A Tokunoshima-based group that is opposed to the transfer of U.S. facilities to their island collected 24,000 signatures on a petition. The three mayors complained to the media that U.S. facilities would cause noise, pollution, and crime. The mayors drafted a protest letter to Obama and scheduled a rally. One mayor, Akira Okubo, said that he would send photos of the rally to Obama. Another mayor, Susumu Inamine, staged a sit-in at the Diet in Tokyo.
Meanwhile, demonstrations in Okinawa in late April drew nearly 100,000 people. Many in the crowd wore yellow as a symbol of protest. Forced to comment on these activities, Hatoyama downplayed them as just “one expression of public opinion.” When he visited Okinawa days later, he informed local residents that “realistically speaking, [relocation of the base] is impossible.” He was heckled. Residents of nearby Tokunoshima likewise roared over Hatoyama’s potential visit to their island. One Tokunoshima resident said that if Hatoyama tried to visit, “our old people and mothers with children will sit in the street to block his way. We’ll even use our fighting bulls to stop him.”
These comments came as Hatoyama declared that his pledge to move Futenma outside Okinawa was a hurdle over which his administration hoped to leap. In other words, the relocation plan was a goal, not a promise.

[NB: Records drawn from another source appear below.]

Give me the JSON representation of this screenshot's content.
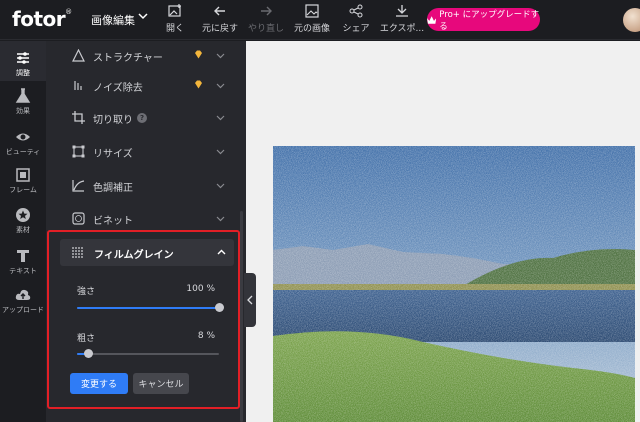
{
  "topbar": {
    "logo": "fotor",
    "logo_mark": "®",
    "menu_title": "画像編集",
    "tools": [
      {
        "label": "開く",
        "icon": "image-plus-icon"
      },
      {
        "label": "元に戻す",
        "icon": "arrow-left-icon"
      },
      {
        "label": "やり直し",
        "icon": "arrow-right-icon"
      },
      {
        "label": "元の画像",
        "icon": "image-icon"
      },
      {
        "label": "シェア",
        "icon": "share-icon"
      },
      {
        "label": "エクスポ...",
        "icon": "download-icon"
      }
    ],
    "pro_button": "Pro+ にアップグレードする"
  },
  "rail": {
    "items": [
      {
        "label": "調整",
        "icon": "sliders-icon",
        "active": true
      },
      {
        "label": "効果",
        "icon": "flask-icon"
      },
      {
        "label": "ビューティ",
        "icon": "eye-icon"
      },
      {
        "label": "フレーム",
        "icon": "frame-icon"
      },
      {
        "label": "素材",
        "icon": "star-icon"
      },
      {
        "label": "テキスト",
        "icon": "text-icon"
      },
      {
        "label": "アップロード",
        "icon": "cloud-upload-icon"
      }
    ]
  },
  "panel": {
    "items": [
      {
        "label": "ストラクチャー",
        "premium": true
      },
      {
        "label": "ノイズ除去",
        "premium": true
      },
      {
        "label": "切り取り",
        "help": "?"
      },
      {
        "label": "リサイズ"
      },
      {
        "label": "色調補正"
      },
      {
        "label": "ビネット"
      }
    ],
    "film_grain": {
      "title": "フィルムグレイン",
      "intensity_label": "強さ",
      "intensity_value": "100 %",
      "intensity": 1.0,
      "coarseness_label": "粗さ",
      "coarseness_value": "8 %",
      "coarseness": 0.08,
      "apply_label": "変更する",
      "cancel_label": "キャンセル"
    }
  },
  "colors": {
    "accent": "#2f7cf6",
    "pro": "#e7087c",
    "highlight_border": "#e21f26",
    "premium_gem": "#f3b63c"
  }
}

On May 17, protestors on Okinawa formed a 17,000-man chain around the U.S. base. The chain was eight miles long. Unbeknownst to the protestors, this would be their last symbolic statement before Hatoyama’s final decision, which came on May 23. Standing before an angry Okinawan crowd, Hatoyama announced that the base would be moved to a different location but would remain on the island.
Thus ended Hatoyama’s stand against Obama and the United States. Days later, Hatoyama resigned, eight months after taking office. Neither Hatoyama nor Japan is the true victim of this story. The victims are the Japanese taxpayers and, most significantly, the impoverished, disenfranchised people of Okinawa, who will continue to live among, and pay for, an unwelcome foreign military.

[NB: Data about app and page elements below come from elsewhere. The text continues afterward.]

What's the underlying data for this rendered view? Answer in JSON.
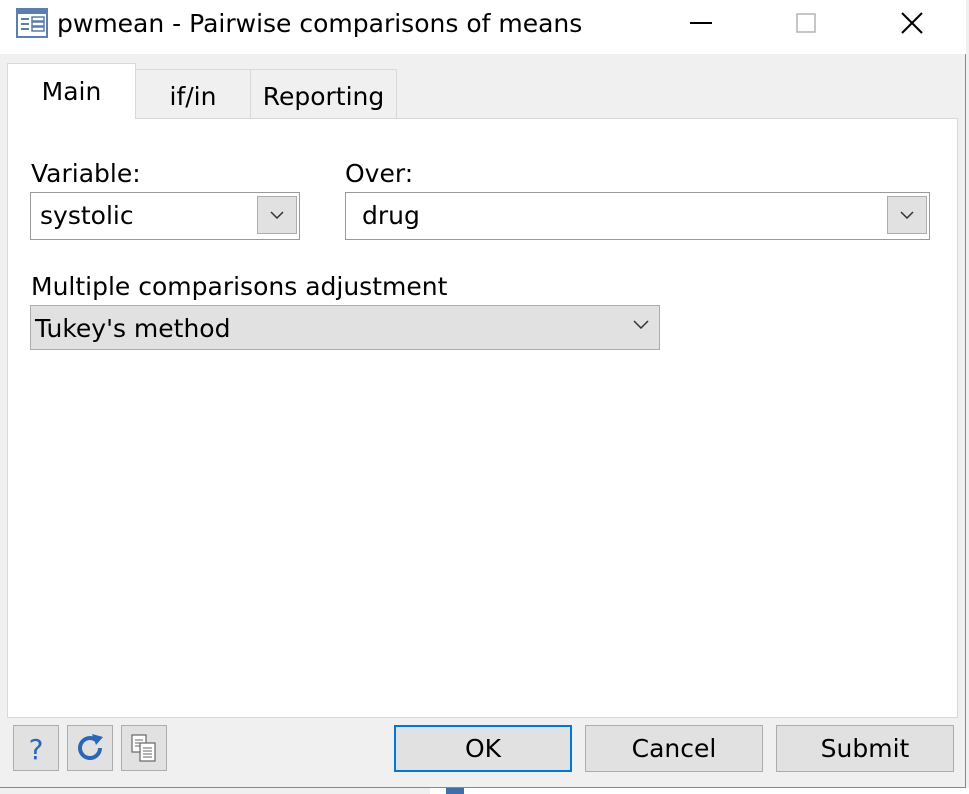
{
  "window": {
    "title": "pwmean - Pairwise comparisons of means"
  },
  "icons": {
    "app": "dialog-icon",
    "minimize": "minimize-icon",
    "maximize": "maximize-icon",
    "close": "close-icon",
    "dropdown": "chevron-down-icon",
    "help": "help-icon",
    "reset": "reset-icon",
    "copy": "copy-command-icon"
  },
  "tabs": [
    {
      "label": "Main",
      "selected": true
    },
    {
      "label": "if/in",
      "selected": false
    },
    {
      "label": "Reporting",
      "selected": false
    }
  ],
  "main": {
    "variable_label": "Variable:",
    "variable_value": "systolic",
    "over_label": "Over:",
    "over_value": "drug",
    "adjustment_label": "Multiple comparisons adjustment",
    "adjustment_value": "Tukey's method"
  },
  "footer": {
    "ok_label": "OK",
    "cancel_label": "Cancel",
    "submit_label": "Submit"
  },
  "colors": {
    "accent": "#0078d7",
    "help_blue": "#2b67b6",
    "button_face": "#e1e1e1",
    "window_bg": "#f0f0f0"
  }
}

It is odd that the most recent winner of the Nobel Peace Prize led the charge to continue occupying the small island of Okinawa. Why did Obama not agree to transfer the troops and base to the Northern Mariana Islands, a U.S. territory that lobbied to host them? How can President Obama effectively oust the peaceful leader of a foreign nation without the media thought police objecting to such blatant imperialism? George W. Bush ousted the violent leader of a foreign nation and will never live down his actions. Why should Obama be any different? True, Iraq and Okinawa are different places with different histories and different political circumstances. But at least Bush didn’t pretend to be a saint. At least he faced public scrutiny. And at least he is out of office, living in relative obscurity, where he cannot harm our country any more than he already has.
The U.S. military does not belong in Japan. It is not welcome there, although some naively claim otherwise. The residents of Okinawa and Tokunoshima have made that clear, just as Obama has made it clear that he is as military-happy as his predecessor.